(THE DATA begins)
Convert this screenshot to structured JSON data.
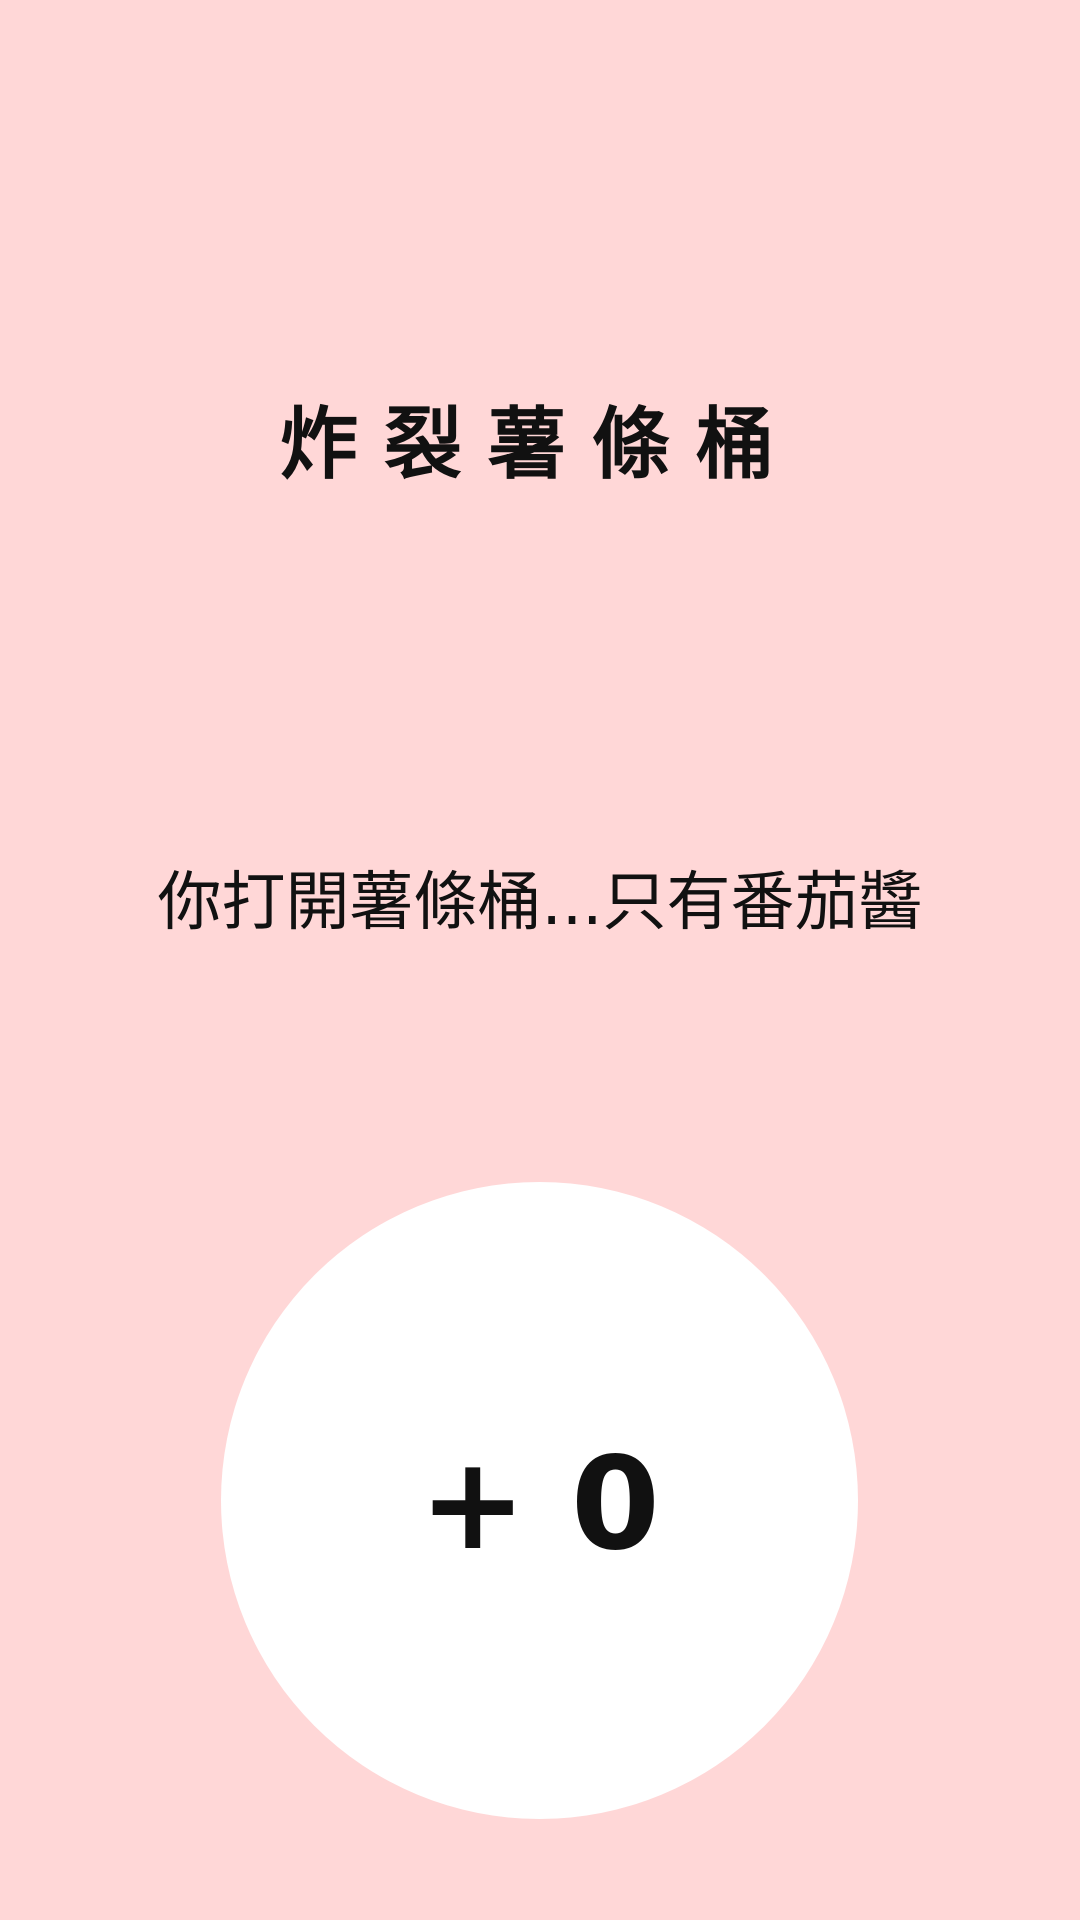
{
  "title": "炸裂薯條桶",
  "message": "你打開薯條桶...只有番茄醬",
  "score": {
    "label": "+ 0",
    "value": 0
  },
  "colors": {
    "background": "#ffd7d7",
    "button": "#ffffff",
    "text": "#111111"
  }
}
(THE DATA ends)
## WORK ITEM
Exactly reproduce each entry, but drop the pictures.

## SOLVED EXERCISE
Convert this screenshot to structured JSON data.
{
  "title": "炸裂薯條桶",
  "message": "你打開薯條桶...只有番茄醬",
  "score": {
    "label": "+ 0",
    "value": 0
  },
  "colors": {
    "background": "#ffd7d7",
    "button": "#ffffff",
    "text": "#111111"
  }
}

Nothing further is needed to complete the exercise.